So, you cannot decide what and where to build, where are your colonies going to be, you do not always understand fully the new technologies(as IT IS in normal life), if you are at war or peace..but the great satisfaction to be the "invisible hand" beneath your civilization (and not just a lousy dictator) is unequal to all the other games I've played since.
The BadThe very, very poor AI gets you mad: it's a game of colonization, mostly (and that's fully automatic in my games), you never get attacked, the other races are very polite and do not declare war except when you are a hated race by their people (in this case, as in normal life, you cannot change much, so you cannot choose your allies and your enemies).
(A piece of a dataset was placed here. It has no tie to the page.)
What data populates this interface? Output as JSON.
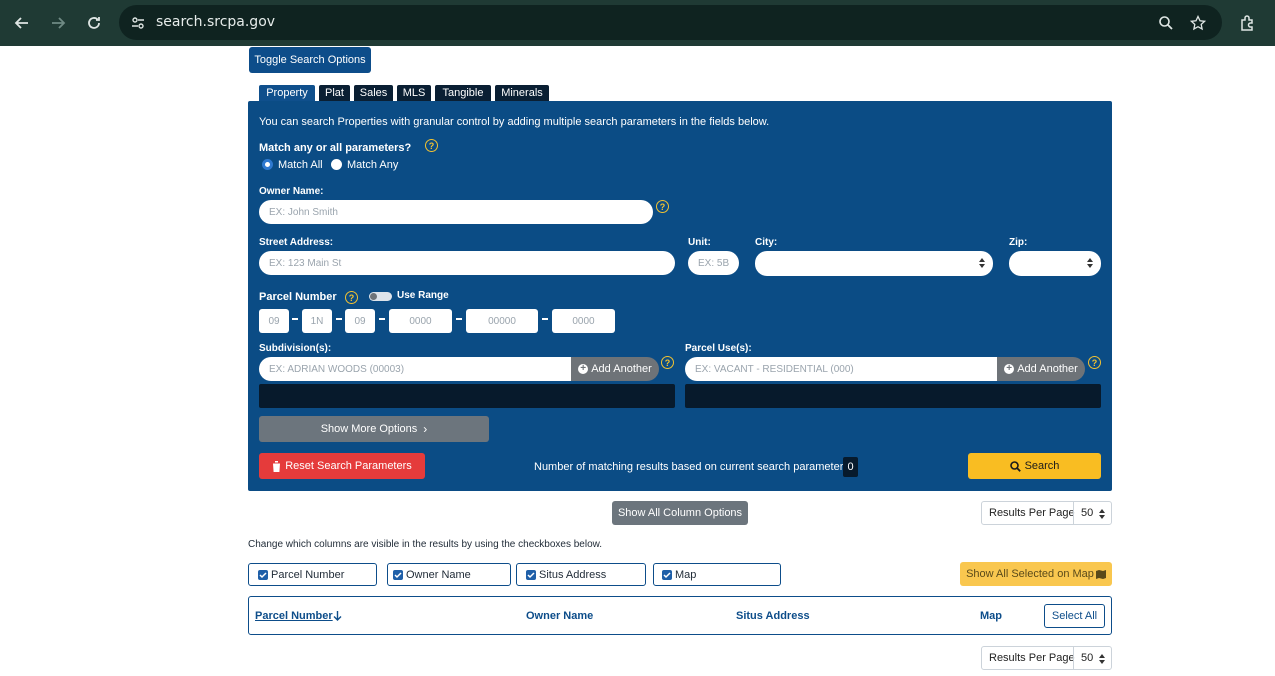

Combat screen is fun to watch, but the game is too unbalanced on the advantage of missiles and fighters over direct fire(like in real life, maybe). The key is to equip your ships with early missiles and small fighters, but lots of them!(On my Leviathan carriers I have 100 squads of plasma fighters.)
Sometimes,d espite your great efforts, your viceroys forget to build farms, starving the whole empire (and have to go at DEA screen, the most important in the game), otherwise you set up some projects, but they all get ..-1 turns to complete! Otherwise you'll have mines on farming planets, exclusively, 3 to 4 military DEAs on one planet or more than one gov DEA.
And there are others, countless bugs (like setting Military defense as primary on new conquered planets and see the AI building ..Mobilization Centers!!! instead of shields and guns).
The only unrealistic detail is the ability to warp your ships across the galaxy at the mobilization centers.
The Bottom LineThat's a must if you want to learn how to rule a country in modern times, it also gets you into the diplomatic problems, like being unable to choose your enemies and your allies, despite your personal agenda.
It's a game I like and played it a lot. Even if tends to be boring in the beginning, you'll be rewarded greatly later.